There are lots of other features on the Napoleon LEX485, but what really caught my attention is this accessory you can get called the Napoleon Charcoal Smoker Tray. Lots of customers come in and they ask, “hey, can I put charcoal inside my gas barbecue?” The answer is NO! Gas barbecues are built to take that kind of heat. Don’t confuse Lava rocks with charcoal. Lava rocks heat up, charcoal sets on fire!

ImageImage

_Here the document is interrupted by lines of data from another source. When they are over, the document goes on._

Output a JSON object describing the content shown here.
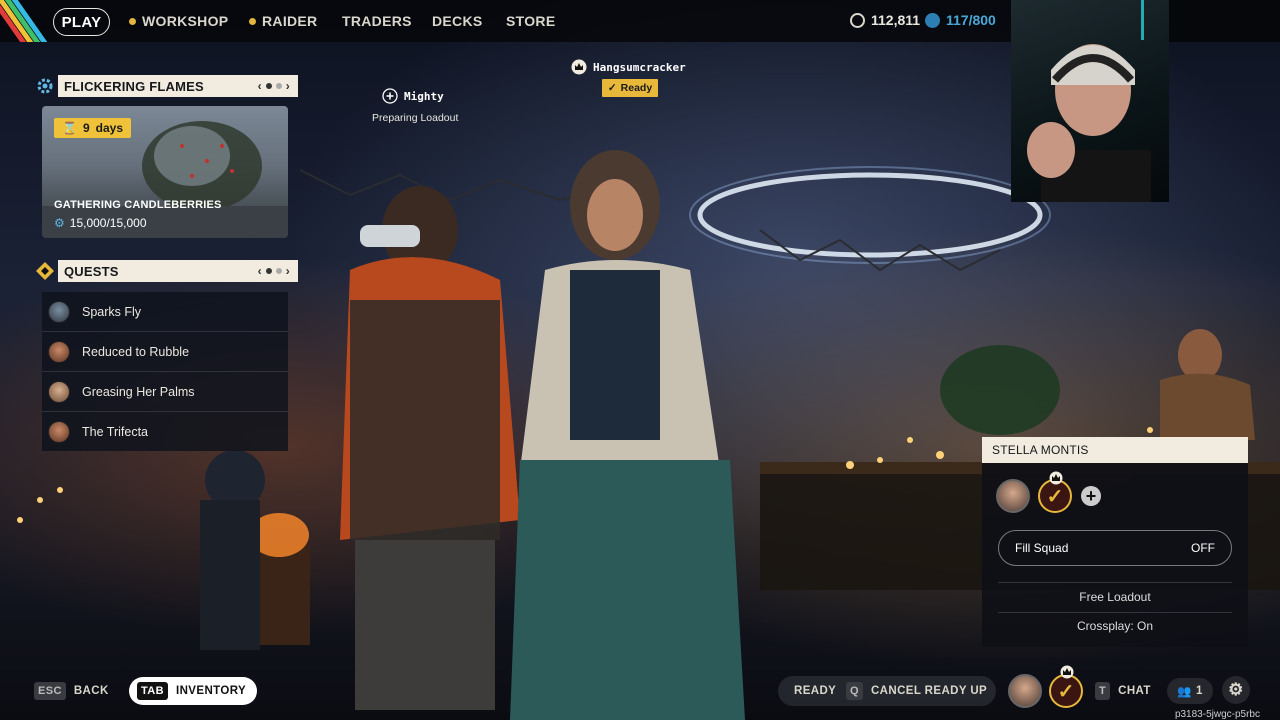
{
  "nav": {
    "play": "PLAY",
    "items": [
      "WORKSHOP",
      "RAIDER",
      "TRADERS",
      "DECKS",
      "STORE"
    ]
  },
  "currency": {
    "coins": "112,811",
    "tokens": "117/800"
  },
  "event": {
    "header": "FLICKERING FLAMES",
    "days_num": "9",
    "days_unit": "days",
    "title": "GATHERING CANDLEBERRIES",
    "progress": "15,000/15,000"
  },
  "quests": {
    "header": "QUESTS",
    "items": [
      "Sparks Fly",
      "Reduced to Rubble",
      "Greasing Her Palms",
      "The Trifecta"
    ]
  },
  "players": {
    "leader_name": "Hangsumcracker",
    "leader_status": "Ready",
    "second_name": "Mighty",
    "second_status": "Preparing Loadout"
  },
  "squad": {
    "location": "STELLA MONTIS",
    "fill_label": "Fill Squad",
    "fill_value": "OFF",
    "free_loadout": "Free Loadout",
    "crossplay": "Crossplay: On"
  },
  "footer": {
    "back_key": "ESC",
    "back": "BACK",
    "inv_key": "TAB",
    "inventory": "INVENTORY",
    "ready": "READY",
    "cancel_key": "Q",
    "cancel": "CANCEL READY UP",
    "chat_key": "T",
    "chat": "CHAT",
    "friends_count": "1"
  },
  "watermark": "p3183-5jwgc-p5rbc",
  "colors": {
    "accent_yellow": "#e7b83a",
    "panel_cream": "#f1ecdf",
    "panel_dark": "#0e121c"
  }
}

Anyway, let’s continue. The Charcoal Tray is a brilliant way you can convert your gas barbecue into a charcoal one, simply by placing the tray above the burner (without the flame tamers) and adding in the charcoal. You’d light them simply by switching on your burner and leaving it for about 5 minutes, then switch it off (but leave the hood open the whole time). You can even add woodchips to the mix because it’s got a triangular slot on one corner with holes in them. This tray is made of cast iron, so it’s sturdy and takes heat really well.

Available from Liberty Patio.

Tagged , , ,

Smokin’ Hot!

For Mothers’ Day weekend, I decided to experiment with our new wood chip smoker box.

I tried a spicy pork rib recipe from a Southern cookbook called “Adam’s Ribs”. It’s a dish that takes up to 5 hours to cook.

Despite having owned a barbecue for years, I’ve never actually tried to smoke anything before.

Some things to note from this little experiment:

1. Soak the wood chips in water before putting them into the smoker box. This will help to keep them moist and last longer.

2. I actually turned on 2 burners at first (as the recipe instructed), but the heat proved to be too close to the meats. Some of the meat closer to the burners started to get black really fast. So I turned off the 2nd burner and it was much better.

3. As you can see from the images below, I’ve actually put the ribs on the unlit side. I put the smoker box on the lit side.

4. It’s good to preheat your grill like an oven as it takes a while to heat up. The general idea is to get about 175 degrees Celsius.

5. Baste the ribs every hour for about 2 – 3 hours. On the last hour, baste every 10 minutes.

Image

Image

Your thoughts: Would you get a smoker? If so, what flavours of wood chips would you like to try?

Wood Chips and Smoker Boxes are available from Liberty Patio.

Tagged , , , ,